Given information

---*---

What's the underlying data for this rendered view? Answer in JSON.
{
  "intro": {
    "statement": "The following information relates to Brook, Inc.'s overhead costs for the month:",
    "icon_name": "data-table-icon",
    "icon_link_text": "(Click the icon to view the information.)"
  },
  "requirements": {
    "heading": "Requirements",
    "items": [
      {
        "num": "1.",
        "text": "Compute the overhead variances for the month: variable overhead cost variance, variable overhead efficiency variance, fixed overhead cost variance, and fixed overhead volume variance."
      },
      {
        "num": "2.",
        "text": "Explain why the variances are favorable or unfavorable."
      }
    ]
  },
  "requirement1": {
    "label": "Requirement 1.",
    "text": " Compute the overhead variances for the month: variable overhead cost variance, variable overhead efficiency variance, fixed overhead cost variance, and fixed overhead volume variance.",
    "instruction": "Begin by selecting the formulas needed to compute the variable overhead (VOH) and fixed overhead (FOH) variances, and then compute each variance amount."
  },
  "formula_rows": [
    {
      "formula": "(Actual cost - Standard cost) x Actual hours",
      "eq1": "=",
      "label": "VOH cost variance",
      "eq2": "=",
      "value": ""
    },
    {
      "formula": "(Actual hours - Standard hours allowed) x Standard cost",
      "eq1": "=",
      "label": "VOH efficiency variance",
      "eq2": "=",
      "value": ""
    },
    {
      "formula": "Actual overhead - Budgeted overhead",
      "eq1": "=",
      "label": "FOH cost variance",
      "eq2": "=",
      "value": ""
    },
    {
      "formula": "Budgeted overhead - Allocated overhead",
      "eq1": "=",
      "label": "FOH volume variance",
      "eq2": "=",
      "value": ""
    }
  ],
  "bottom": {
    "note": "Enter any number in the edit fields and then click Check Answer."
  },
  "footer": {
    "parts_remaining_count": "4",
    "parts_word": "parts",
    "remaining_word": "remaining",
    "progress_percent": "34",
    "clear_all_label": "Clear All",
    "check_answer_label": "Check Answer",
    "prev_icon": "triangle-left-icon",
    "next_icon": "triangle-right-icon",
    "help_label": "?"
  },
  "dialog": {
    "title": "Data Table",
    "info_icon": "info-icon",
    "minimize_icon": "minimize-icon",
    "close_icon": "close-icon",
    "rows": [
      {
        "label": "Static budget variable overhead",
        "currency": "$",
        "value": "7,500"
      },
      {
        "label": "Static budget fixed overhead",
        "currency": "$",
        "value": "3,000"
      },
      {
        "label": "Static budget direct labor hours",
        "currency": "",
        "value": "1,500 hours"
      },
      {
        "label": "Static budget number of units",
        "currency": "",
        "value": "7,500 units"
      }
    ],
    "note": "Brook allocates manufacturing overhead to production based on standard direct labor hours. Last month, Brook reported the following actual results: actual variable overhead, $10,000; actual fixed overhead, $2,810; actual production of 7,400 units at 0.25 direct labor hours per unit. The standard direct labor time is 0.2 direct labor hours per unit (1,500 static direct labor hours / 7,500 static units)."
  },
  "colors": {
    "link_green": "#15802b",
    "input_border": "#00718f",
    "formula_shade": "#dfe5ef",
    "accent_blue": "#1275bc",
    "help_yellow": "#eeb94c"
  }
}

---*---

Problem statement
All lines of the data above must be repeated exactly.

Written reply
What's the underlying data for this rendered view? Answer in JSON.
{
  "intro": {
    "statement": "The following information relates to Brook, Inc.'s overhead costs for the month:",
    "icon_name": "data-table-icon",
    "icon_link_text": "(Click the icon to view the information.)"
  },
  "requirements": {
    "heading": "Requirements",
    "items": [
      {
        "num": "1.",
        "text": "Compute the overhead variances for the month: variable overhead cost variance, variable overhead efficiency variance, fixed overhead cost variance, and fixed overhead volume variance."
      },
      {
        "num": "2.",
        "text": "Explain why the variances are favorable or unfavorable."
      }
    ]
  },
  "requirement1": {
    "label": "Requirement 1.",
    "text": " Compute the overhead variances for the month: variable overhead cost variance, variable overhead efficiency variance, fixed overhead cost variance, and fixed overhead volume variance.",
    "instruction": "Begin by selecting the formulas needed to compute the variable overhead (VOH) and fixed overhead (FOH) variances, and then compute each variance amount."
  },
  "formula_rows": [
    {
      "formula": "(Actual cost - Standard cost) x Actual hours",
      "eq1": "=",
      "label": "VOH cost variance",
      "eq2": "=",
      "value": ""
    },
    {
      "formula": "(Actual hours - Standard hours allowed) x Standard cost",
      "eq1": "=",
      "label": "VOH efficiency variance",
      "eq2": "=",
      "value": ""
    },
    {
      "formula": "Actual overhead - Budgeted overhead",
      "eq1": "=",
      "label": "FOH cost variance",
      "eq2": "=",
      "value": ""
    },
    {
      "formula": "Budgeted overhead - Allocated overhead",
      "eq1": "=",
      "label": "FOH volume variance",
      "eq2": "=",
      "value": ""
    }
  ],
  "bottom": {
    "note": "Enter any number in the edit fields and then click Check Answer."
  },
  "footer": {
    "parts_remaining_count": "4",
    "parts_word": "parts",
    "remaining_word": "remaining",
    "progress_percent": "34",
    "clear_all_label": "Clear All",
    "check_answer_label": "Check Answer",
    "prev_icon": "triangle-left-icon",
    "next_icon": "triangle-right-icon",
    "help_label": "?"
  },
  "dialog": {
    "title": "Data Table",
    "info_icon": "info-icon",
    "minimize_icon": "minimize-icon",
    "close_icon": "close-icon",
    "rows": [
      {
        "label": "Static budget variable overhead",
        "currency": "$",
        "value": "7,500"
      },
      {
        "label": "Static budget fixed overhead",
        "currency": "$",
        "value": "3,000"
      },
      {
        "label": "Static budget direct labor hours",
        "currency": "",
        "value": "1,500 hours"
      },
      {
        "label": "Static budget number of units",
        "currency": "",
        "value": "7,500 units"
      }
    ],
    "note": "Brook allocates manufacturing overhead to production based on standard direct labor hours. Last month, Brook reported the following actual results: actual variable overhead, $10,000; actual fixed overhead, $2,810; actual production of 7,400 units at 0.25 direct labor hours per unit. The standard direct labor time is 0.2 direct labor hours per unit (1,500 static direct labor hours / 7,500 static units)."
  },
  "colors": {
    "link_green": "#15802b",
    "input_border": "#00718f",
    "formula_shade": "#dfe5ef",
    "accent_blue": "#1275bc",
    "help_yellow": "#eeb94c"
  }
}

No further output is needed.